**Confiscated**animals is relatively low to noticeably affect outcomes. Still, if we can reduce effect of other intake types some relationships are possible. **Owner Surrender**trend correlation with**Euthanized**outcome is so obvious that this type of visualization is sufficient to find it. Yes, it is unfortunate but people bring their old or unhealthy pets for a reason.- The same applies to
**Stray**and**Owner Surrender**for cats only. **Owner Surrender**has significant seasonal component spiking in summer possibly due to hot weather or holiday season or both. For cats only seasonal component is also strong in**Stray**trend.**Euthanized**trends together with**Owner Surrender**which causes it to a large degree.**Stray**dogs trend slowly upwards in Dallas and it's alarming.**Adoption**also trends upwards but not steep enough to compensate for inflow of dogs into shelters. Targeted campaign to encourage more adoptions of pets in the city is due.**Transfer**outcome trending upward also compensates for the growth in stray dogs. It's not clear if it's positive or negative though as there is no means to track what happens to dogs after transfer (or is it?).**Stray**trend for dogs dipped in January 2016 exactly when confiscated trend spiked - it could be a coincidence or related - for sure something to consider when investigating further.- For dogs
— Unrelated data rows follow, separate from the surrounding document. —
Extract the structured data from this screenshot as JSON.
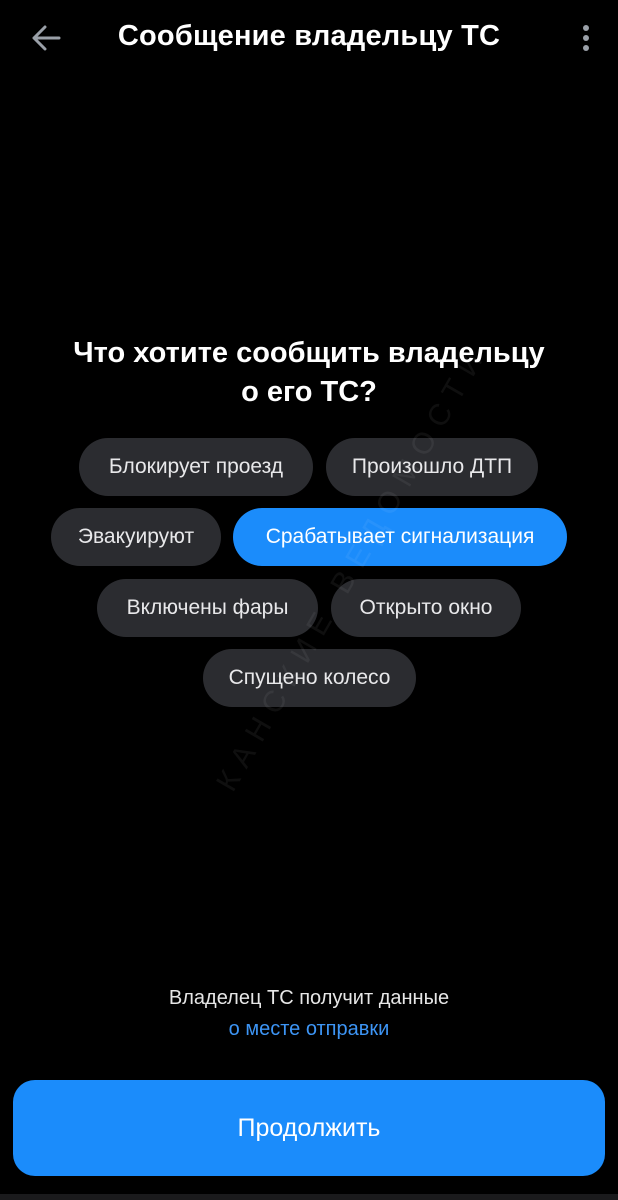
{
  "header": {
    "title": "Сообщение владельцу ТС",
    "back_icon": "arrow-left-icon",
    "menu_icon": "more-vertical-icon"
  },
  "question": {
    "line1": "Что хотите сообщить владельцу",
    "line2": "о его ТС?"
  },
  "chips": [
    {
      "label": "Блокирует проезд",
      "selected": false
    },
    {
      "label": "Произошло ДТП",
      "selected": false
    },
    {
      "label": "Эвакуируют",
      "selected": false
    },
    {
      "label": "Срабатывает сигнализация",
      "selected": true
    },
    {
      "label": "Включены фары",
      "selected": false
    },
    {
      "label": "Открыто окно",
      "selected": false
    },
    {
      "label": "Спущено колесо",
      "selected": false
    }
  ],
  "info": {
    "text": "Владелец ТС получит данные",
    "link": "о месте отправки"
  },
  "continue_label": "Продолжить",
  "watermark": "КАНСКИЕ ВЕДОМОСТИ",
  "colors": {
    "background": "#000000",
    "chip": "#2b2c30",
    "accent": "#1b8cfb",
    "link": "#3d95f5"
  }
}
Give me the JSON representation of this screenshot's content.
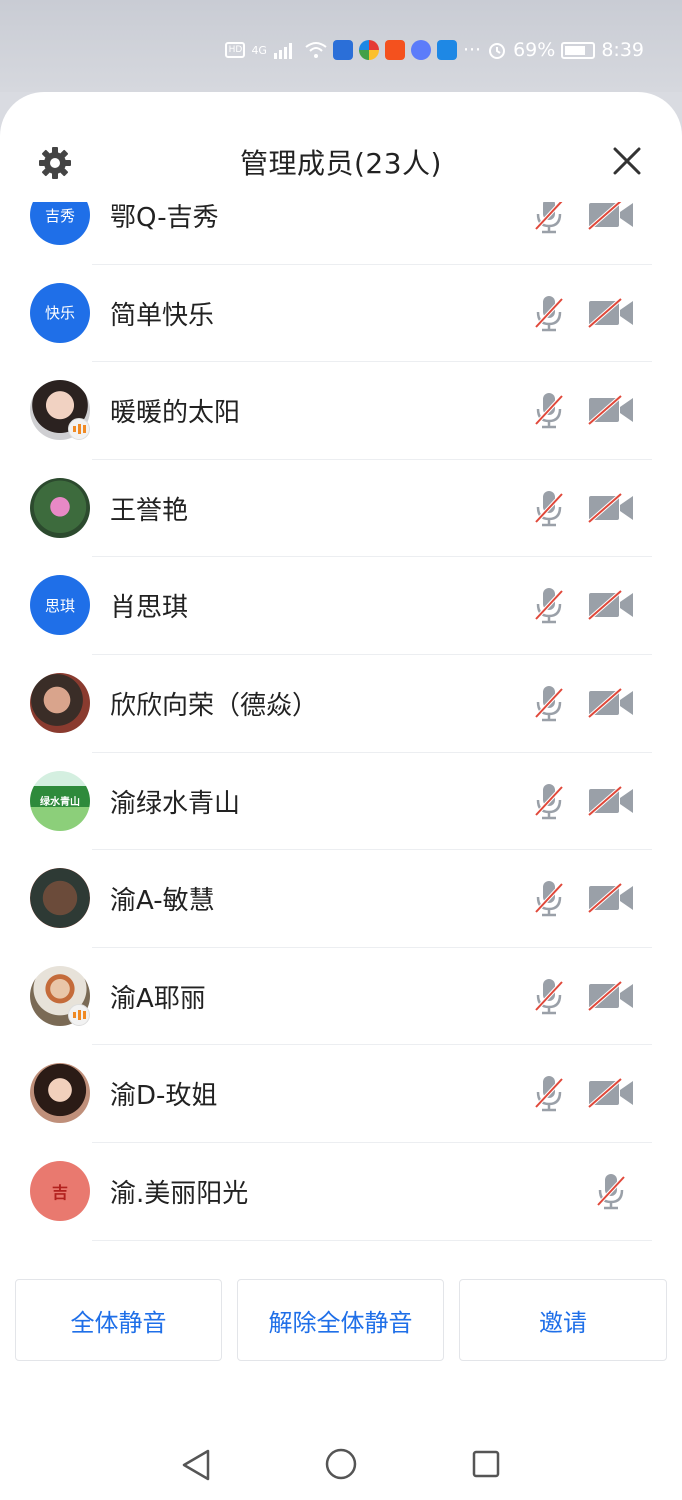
{
  "status_bar": {
    "battery": "69%",
    "time": "8:39",
    "hd_label": "HD",
    "network": "4G",
    "more": "···"
  },
  "header": {
    "title": "管理成员(23人)",
    "settings_icon": "gear-icon",
    "close_icon": "close-icon"
  },
  "members": [
    {
      "name": "鄂Q-吉秀",
      "avatar_text": "吉秀",
      "mic": "muted",
      "camera": "off"
    },
    {
      "name": "简单快乐",
      "avatar_text": "快乐",
      "mic": "muted",
      "camera": "off"
    },
    {
      "name": "暖暖的太阳",
      "avatar_text": "",
      "mic": "muted",
      "camera": "off",
      "speaking": true
    },
    {
      "name": "王誉艳",
      "avatar_text": "",
      "mic": "muted",
      "camera": "off"
    },
    {
      "name": "肖思琪",
      "avatar_text": "思琪",
      "mic": "muted",
      "camera": "off"
    },
    {
      "name": "欣欣向荣（德焱）",
      "avatar_text": "",
      "mic": "muted",
      "camera": "off"
    },
    {
      "name": "渝绿水青山",
      "avatar_text": "",
      "mic": "muted",
      "camera": "off"
    },
    {
      "name": "渝A-敏慧",
      "avatar_text": "",
      "mic": "muted",
      "camera": "off"
    },
    {
      "name": "渝A耶丽",
      "avatar_text": "",
      "mic": "muted",
      "camera": "off",
      "speaking": true
    },
    {
      "name": "渝D-玫姐",
      "avatar_text": "",
      "mic": "muted",
      "camera": "off"
    },
    {
      "name": "渝.美丽阳光",
      "avatar_text": "",
      "mic": "muted"
    }
  ],
  "actions": {
    "mute_all": "全体静音",
    "unmute_all": "解除全体静音",
    "invite": "邀请"
  },
  "colors": {
    "accent": "#1f6fe8",
    "muted_slash": "#e0483a"
  }
}
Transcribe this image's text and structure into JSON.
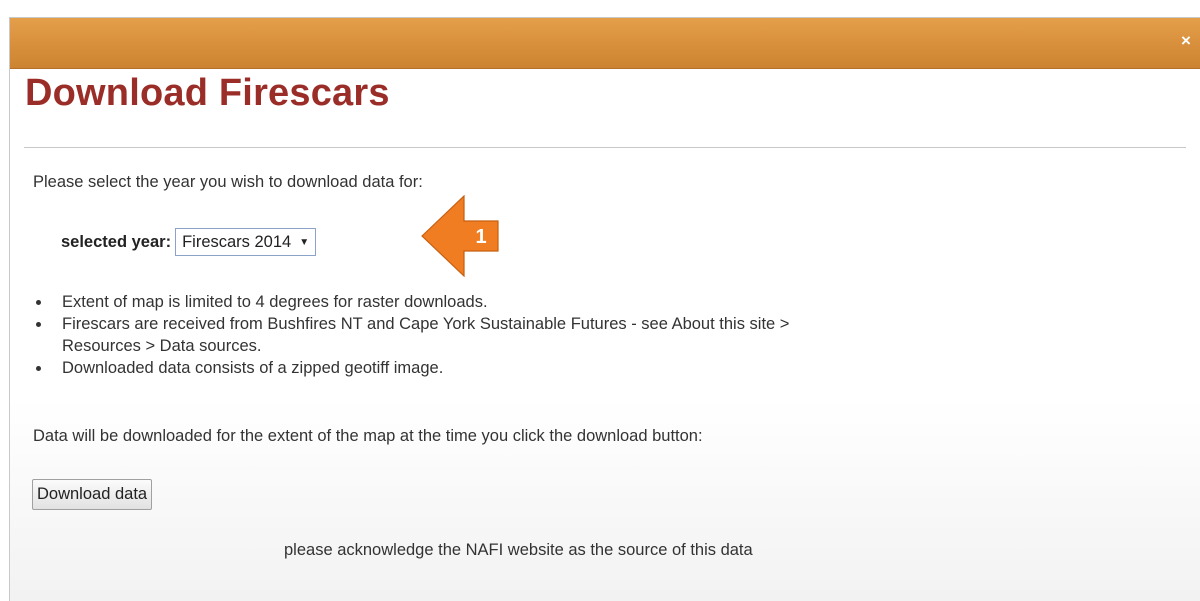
{
  "dialog": {
    "close_glyph": "×",
    "title": "Download Firescars",
    "instruction": "Please select the year you wish to download data for:",
    "year_label": "selected year:",
    "year_select": {
      "selected": "Firescars 2014",
      "caret": "▼"
    },
    "callout": {
      "number": "1",
      "color": "#f07d22"
    },
    "notes": [
      "Extent of map is limited to 4 degrees for raster downloads.",
      "Firescars are received from Bushfires NT and Cape York Sustainable Futures - see About this site >",
      "Resources > Data sources.",
      "Downloaded data consists of a zipped geotiff image."
    ],
    "extent_text": "Data will be downloaded for the extent of the map at the time you click the download button:",
    "download_button": "Download data",
    "acknowledgement": "please acknowledge the NAFI website as the source of this data"
  },
  "colors": {
    "titlebar": "#d88f3c",
    "title_text": "#9b2d28",
    "callout": "#f07d22"
  }
}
**Euthanized**trend correlates strongly with**Stray**intake until the summer of 2016 when they start to diverge in opposite directions - again some policy or procedural change apparently caused it. Indeed, if we observe other outcomes we notice that**Returned to Owner**trend began its uptick at around the same time (indeed, after I observed this I found out about this and this - significant changes in Dallas Animal Services leadership and policies around summer and fall of 2016).

I will be back with more analysis (survival analysis). R code for data processing, analysis, and visualizations from this post can be found here.